        The document is very much influenced by Montenegrin separatists, headed by Milo Djukanovic, but also by Serbian realists led by the pragmatist prime minister of Serbia --- and Kostunica's political opponent --- Zoran Djindjic. In fact, the draft of the constitution is a faithful reflection of solutions offered in the Belgrade Agreement itself from March 14. Both documents were created by the same persons: Djukanovic, Djindjic, Montenegrin Prime Minister Filip Vujanovic, and Yugoslav Deputy Prime Minister Miroljub Labus, who is also a candidate for the Serbian presidency in the upcoming election on September 29. The other signatory of the Belgrade Agreement, President Kostunica, remains isolated. Showing he is aware of his own defeat on the issue, a few days ago Kostunica declared his candidacy for Serbian president. Montenegrin and Serbian media covered the event with articles like "Kostunica moves to Serbia." How much his authority in Serbia has collapsed was shown last Tuesday when not one signatory of the Belgrade Agreement heeded his call to meet to address some points of future constitution. . . . It is a true paradox that Montenegro wants Kostunica to win the presidential contest, although he is very unpopular there, since his victory would remove Kostunica from his post as president of Yugoslavia, thereby contributing to independence of Montenegro.

        Montenegrins favoring independence are helped by events in Montenegro at the eve of parliamentary elections set for the 6th of October. Representatives of the OSCE, Council of Europe, and other European democratic institutions strongly rejected all damaging legislation enacted during the last two months by the unnatural coalition made of pro-Serbian parties in Montenegro united in the coalition "Together for Yugoslavia " and the pro-independence Liberal Alliance. Their parliamentary majority, held by a single seat over the pro-independence alliance led by Djukanovic's Democratic Party of Socialists (DPS ), substituted a new Election Law (over one passed last year by the consensus of all parliamentary parties), endangered long-time rights of national minorities in the country, prevented the election of new judges to the Montenegrin Constitutional Court (after the terms of current judges expired), and created such an atmosphere before the elections that many were asking if they would be held at all. Representatives of European institutions who are obviously keeping a close watch on Montenegrin events quickly intervened to put an end to this destructive strategy of the pro-Serbian/Liberal Alliance bloc, thus not only ensuring proper conditions to hold elections but also indirectly strengthening the pro-sovereign alliance. Leaders of pro-Serbian parties and the Liberal Alliance lost much of their popularity among the voters due to the fact that they entered a coalition with each other only six months ago after being fierce enemies for years.

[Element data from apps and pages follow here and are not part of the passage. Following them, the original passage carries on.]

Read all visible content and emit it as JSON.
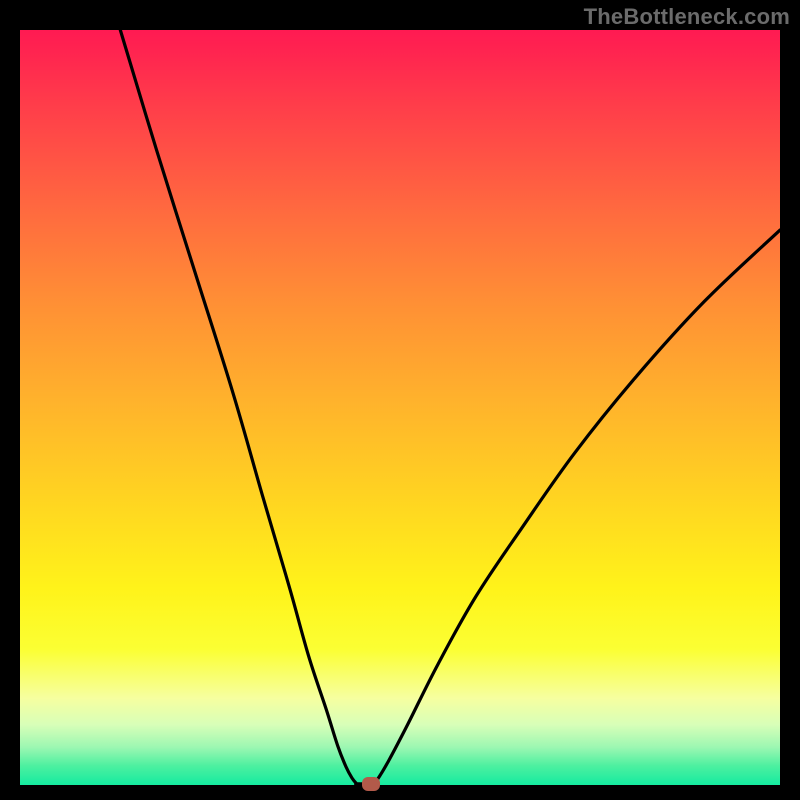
{
  "watermark": "TheBottleneck.com",
  "colors": {
    "frame": "#000000",
    "curve": "#000000",
    "marker": "#b25a4a",
    "gradient_top": "#ff1a52",
    "gradient_bottom": "#15eba0"
  },
  "chart_data": {
    "type": "line",
    "title": "",
    "xlabel": "",
    "ylabel": "",
    "xlim": [
      0,
      100
    ],
    "ylim": [
      0,
      100
    ],
    "series": [
      {
        "name": "left-branch",
        "x": [
          13.2,
          18,
          23,
          28,
          32,
          35.5,
          38,
          40.3,
          41.8,
          42.9,
          43.7,
          44.3
        ],
        "y": [
          100,
          84,
          68,
          52,
          38,
          26,
          17,
          10,
          5.2,
          2.4,
          0.9,
          0.15
        ]
      },
      {
        "name": "flat-bottom",
        "x": [
          44.3,
          46.2
        ],
        "y": [
          0.15,
          0.15
        ]
      },
      {
        "name": "right-branch",
        "x": [
          46.5,
          47.2,
          48.5,
          51,
          55,
          60,
          66,
          73,
          81,
          90,
          100
        ],
        "y": [
          0.15,
          1.0,
          3.2,
          8,
          16,
          25,
          34,
          44,
          54,
          64,
          73.5
        ]
      }
    ],
    "marker": {
      "x": 46.2,
      "y": 0.15
    },
    "annotations": []
  }
}
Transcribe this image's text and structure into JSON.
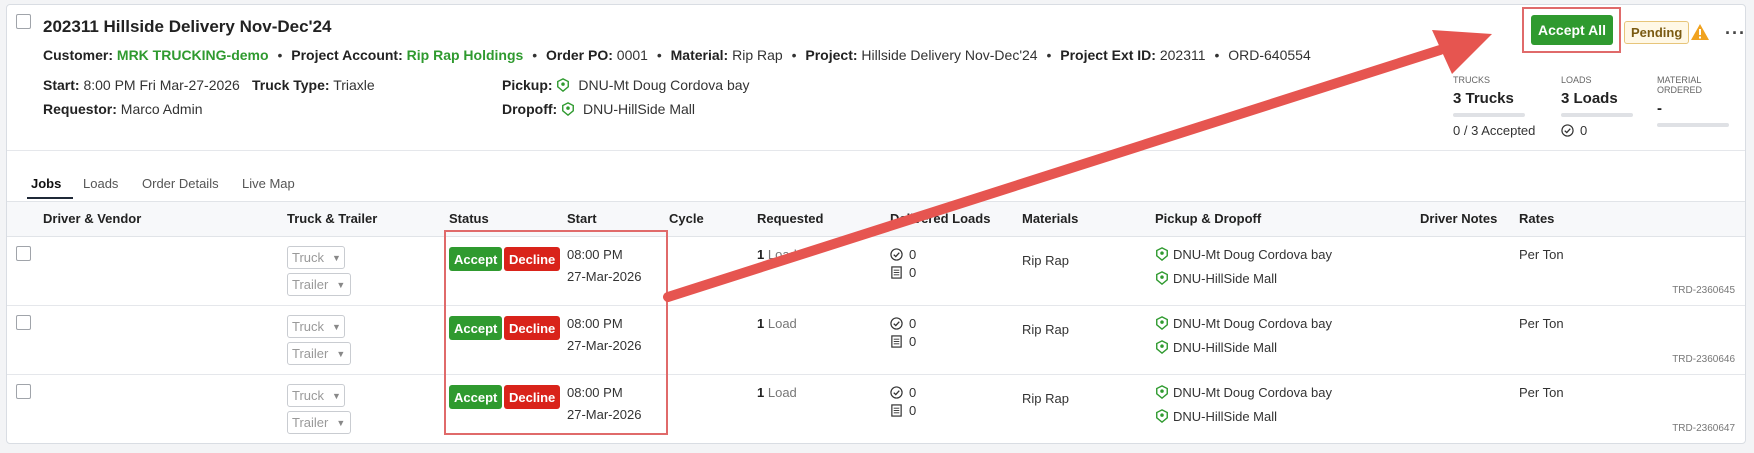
{
  "order": {
    "title": "202311 Hillside Delivery Nov-Dec'24",
    "customer_label": "Customer:",
    "customer": "MRK TRUCKING-demo",
    "project_account_label": "Project Account:",
    "project_account": "Rip Rap Holdings",
    "order_po_label": "Order PO:",
    "order_po": "0001",
    "material_label": "Material:",
    "material": "Rip Rap",
    "project_label": "Project:",
    "project": "Hillside Delivery Nov-Dec'24",
    "project_ext_label": "Project Ext ID:",
    "project_ext": "202311",
    "order_id": "ORD-640554",
    "start_label": "Start:",
    "start": "8:00 PM Fri Mar-27-2026",
    "truck_type_label": "Truck Type:",
    "truck_type": "Triaxle",
    "requestor_label": "Requestor:",
    "requestor": "Marco Admin",
    "pickup_label": "Pickup:",
    "pickup": "DNU-Mt Doug Cordova bay",
    "dropoff_label": "Dropoff:",
    "dropoff": "DNU-HillSide Mall"
  },
  "actions": {
    "accept_all": "Accept All",
    "status_badge": "Pending",
    "more": "···"
  },
  "stats": {
    "trucks_label": "TRUCKS",
    "trucks_value": "3 Trucks",
    "trucks_sub": "0 / 3 Accepted",
    "loads_label": "LOADS",
    "loads_value": "3 Loads",
    "loads_sub": "0",
    "material_label": "MATERIAL ORDERED",
    "material_value": "-"
  },
  "tabs": [
    "Jobs",
    "Loads",
    "Order Details",
    "Live Map"
  ],
  "columns": [
    "Driver & Vendor",
    "Truck & Trailer",
    "Status",
    "Start",
    "Cycle",
    "Requested",
    "Delivered Loads",
    "Materials",
    "Pickup & Dropoff",
    "Driver Notes",
    "Rates"
  ],
  "rows": [
    {
      "truck": "Truck",
      "trailer": "Trailer",
      "accept": "Accept",
      "decline": "Decline",
      "time": "08:00 PM",
      "date": "27-Mar-2026",
      "req_n": "1",
      "req_unit": "Load",
      "delivered": "0",
      "tickets": "0",
      "material": "Rip Rap",
      "pickup": "DNU-Mt Doug Cordova bay",
      "dropoff": "DNU-HillSide Mall",
      "rate": "Per Ton",
      "trd": "TRD-2360645"
    },
    {
      "truck": "Truck",
      "trailer": "Trailer",
      "accept": "Accept",
      "decline": "Decline",
      "time": "08:00 PM",
      "date": "27-Mar-2026",
      "req_n": "1",
      "req_unit": "Load",
      "delivered": "0",
      "tickets": "0",
      "material": "Rip Rap",
      "pickup": "DNU-Mt Doug Cordova bay",
      "dropoff": "DNU-HillSide Mall",
      "rate": "Per Ton",
      "trd": "TRD-2360646"
    },
    {
      "truck": "Truck",
      "trailer": "Trailer",
      "accept": "Accept",
      "decline": "Decline",
      "time": "08:00 PM",
      "date": "27-Mar-2026",
      "req_n": "1",
      "req_unit": "Load",
      "delivered": "0",
      "tickets": "0",
      "material": "Rip Rap",
      "pickup": "DNU-Mt Doug Cordova bay",
      "dropoff": "DNU-HillSide Mall",
      "rate": "Per Ton",
      "trd": "TRD-2360647"
    }
  ],
  "colors": {
    "accent_green": "#2f9a2f",
    "decline_red": "#d9231a",
    "annotation_red": "#e65550"
  },
  "icons": {
    "location": "location-pin-icon",
    "warning": "warning-triangle-icon",
    "check": "check-circle-icon",
    "ticket": "ticket-list-icon"
  }
}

        On the wings of a new victory, Djukanovic's DPS and its coalition partner, the Social Democrat Party, are entering the upcoming election campaign with good chances of winning a parliamentary majority and the possibility to pass important legislation in favor of Montenegrin independence. And if Djukanovic, as promised, forms a wide pre-election coalition with all non-parliamentary Montenegrin parties and independent intellectuals --- then victory of pro-independence forces at the elections could mean a definite defeat of pro-Serbian forces in the country.

        Everything will be known on the 6th of October, but it is already clear that Montenegro is slowly drawing closer to independence and the Federal Republic of Yugoslavia closer to its end.

        The Belgrade Agreement prescribed that member states of the future community replacing Yugoslavia can hold a referendum on independence in 2005, meaning that Djukanovic's political option, if he wins the elections, would have almost three years' time to prepare Montenegro for entry into the community of independent and internationally acknowledged countries.